By Allison G. S. Knox
Contributor, EDM Digest

It has been widely argued recently that mental healthcare in the United States needs serious attention and changes to make the system more accessible and to give patients the appropriate care that they need.  The Department of Veteran Affairs has been largely scrutinized the last few years for their handling of war veterans and their mental health needs.  In recent years, several studies have confirmed a high prevalence of post-traumatic stress disorder among Emergency Medical Services (EMS) personnel. Considering the budget cuts surrounding Emergency Medical Services and the numerous volunteers that staff EMS agencies, these statistics are alarming and bring forth the notion that local governments should be doing much more for emergency personnel when it comes to mental health care. Not doing more by offering counseling services to all public safety personnel is simply negligent on behalf of the local government.

Military and Post-Traumatic Stress Disorder

Some psychology experts say that some individuals in the military will develop Post-Traumatic Stress Disorder because they have been exposed to highly stressful situations where they thought they may not survive in an instance. They also argue that not all military personnel will develop PTSD because some will need to have had certain per-war vulnerabilities that contribute to the overall development of the syndrome. This could be applied to Emergency Medical Services and other roles in public safety.

EMS: Daily and Weekly Stressful Situations

For Emergency Medical Services, stressful situations can happen daily.

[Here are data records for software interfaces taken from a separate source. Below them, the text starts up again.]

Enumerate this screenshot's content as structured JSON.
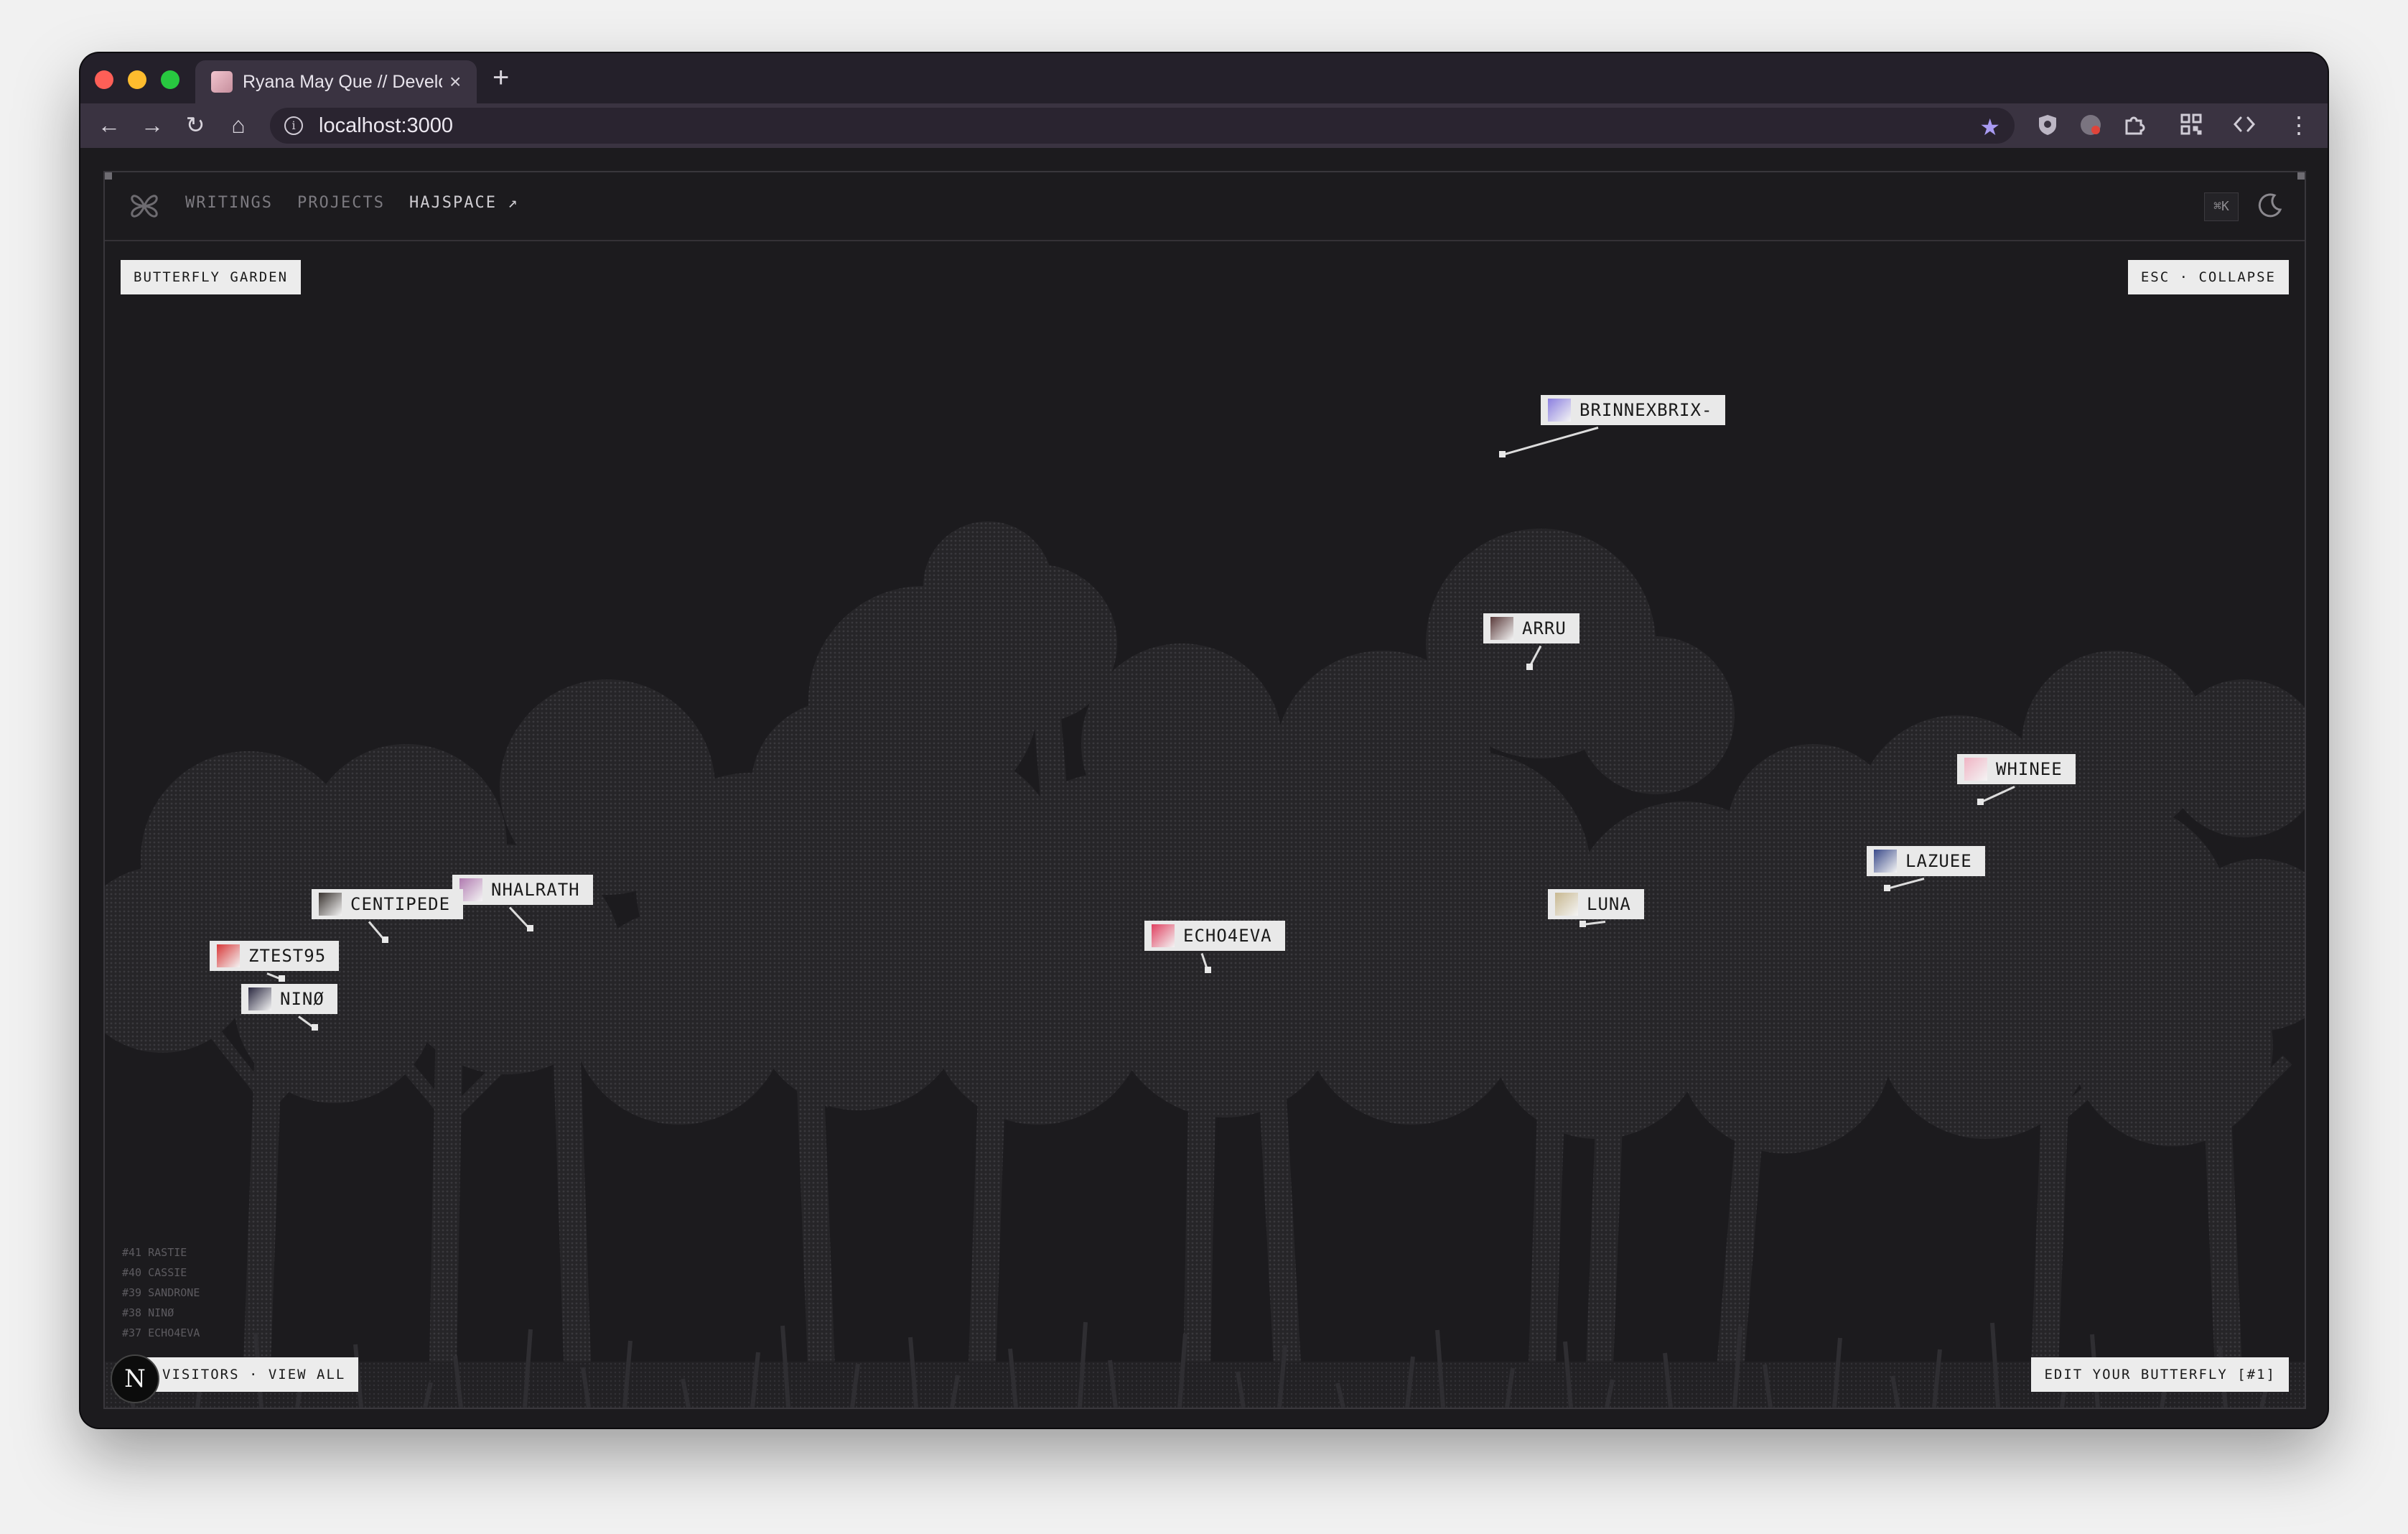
{
  "browser": {
    "tab_title": "Ryana May Que // Develo",
    "tab_close": "×",
    "new_tab": "+",
    "url": "localhost:3000",
    "nav": {
      "back": "←",
      "forward": "→",
      "reload": "↻",
      "home": "⌂"
    },
    "menu": "⋮"
  },
  "site_nav": {
    "links": [
      {
        "label": "WRITINGS"
      },
      {
        "label": "PROJECTS"
      },
      {
        "label": "HAJSPACE ↗"
      }
    ],
    "shortcut": "⌘K"
  },
  "garden": {
    "title": "BUTTERFLY GARDEN",
    "collapse": "ESC · COLLAPSE",
    "visitors_link": "VISITORS · VIEW ALL",
    "edit_button": "EDIT YOUR BUTTERFLY [#1]",
    "badge": "N",
    "recent": [
      "#41 RASTIE",
      "#40 CASSIE",
      "#39 SANDRONE",
      "#38 NINØ",
      "#37 ECHO4EVA"
    ],
    "butterflies": [
      {
        "name": "BRINNEXBRIX-",
        "color": "#8b7fe0"
      },
      {
        "name": "ARRU",
        "color": "#5a3a3a"
      },
      {
        "name": "WHINEE",
        "color": "#f0b4c4"
      },
      {
        "name": "LAZUEE",
        "color": "#3a4a8a"
      },
      {
        "name": "LUNA",
        "color": "#c8b890"
      },
      {
        "name": "ECHO4EVA",
        "color": "#e04060"
      },
      {
        "name": "NHALRATH",
        "color": "#b07ab0"
      },
      {
        "name": "CENTIPEDE",
        "color": "#3a3430"
      },
      {
        "name": "ZTEST95",
        "color": "#d83838"
      },
      {
        "name": "NINØ",
        "color": "#2a2840"
      }
    ]
  }
}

For one, life-threatening circumstances happen so often that depending on where an EMT is working, such circumstances can be a weekly or even daily event - and for those that are career EMTs, they can sustain decades of traumatic circumstances making Post-Traumatic Stress Disorder relatively more prevalent.

PTSD Awareness Gaining Momentum in the EMS Community

Post-traumatic Stress Disorder is gaining and understanding in the EMS community as more and more awareness is made, and studies are conducted to show just how prevalent it is. One of the most difficult factors, however, will come from local government agencies figuring out how to afford effective treatment and to effectively budget for it. Traditionally, Emergency Medical Services has not been an area that is well-funded, potentially making it even more difficult to effectively treat public safety employees suffering from Post-Traumatic Stress Disorder. This combined with the healthcare system and what people can afford to pay for healthcare needs makes the conundrum for PTSD treatment in EMS even more complicated.

Local Governments and Budgeting for PTSD Treatment

Municipalities need to carefully consider how they can help their public safety employees, (both paid and volunteer) with treatment for PTSD. Doing so will greatly help to aid the EMS community as these individuals will be much more capable to effectively handle 911 emergencies. Ultimately, public safety employees should be treated with the same respect as veterans returning from war because they are working traumatic emergencies that could have devastating psychological consequences. Without working to include the appropriate counseling measures for these employees, local governments may be negligent in how they're providing resources to their public safety employees when 911 emergencies are known to be traumatic and potentially dangerous.

Allison G. S. Knox Passionate about the issues affecting ambulances and disaster management, Allison focuses on Emergency Management and Emergency Medical Services policy. Allison has taught at the undergraduate level since 2010. Prior to teaching, she worked in a level-one trauma center emergency department and for a member of Congress in Washington, D.C. She holds four master’s degrees in Emergency Management, National Security Studies, International Relations, and History; a Graduate Certificate in Homeland Security; and a Bachelor of Arts in Political Science. Allison is an Emergency Medical Technician, Lifeguard, and Lifeguard Instructor, and is trained in Technical Large Animal Emergency Rescue. She serves on the Board of Trustees for Pi Gamma Mu International Honor Society as Chancellor of the Southeast Region, Vice Chair of the Tactical Emergency Medical Support Committee with the International Public Safety Association, and serves as the Advocacy Coordinator of Virginia with the National Association of Emergency Medical Technicians. She is also a member of several committees including the Editorial Committee with APCO, the Rescue Task Force Committee with the International Public Safety Association, and the Advocacy Committee with the National Association of Emergency Medical Technicians. She also serves as Chair of the Leadership Development Program for the 2020 Pi Gamma Mu Triennial Convention. Allison has published several book reviews and continues to write about issues affecting ambulances, emergency management, and homeland security.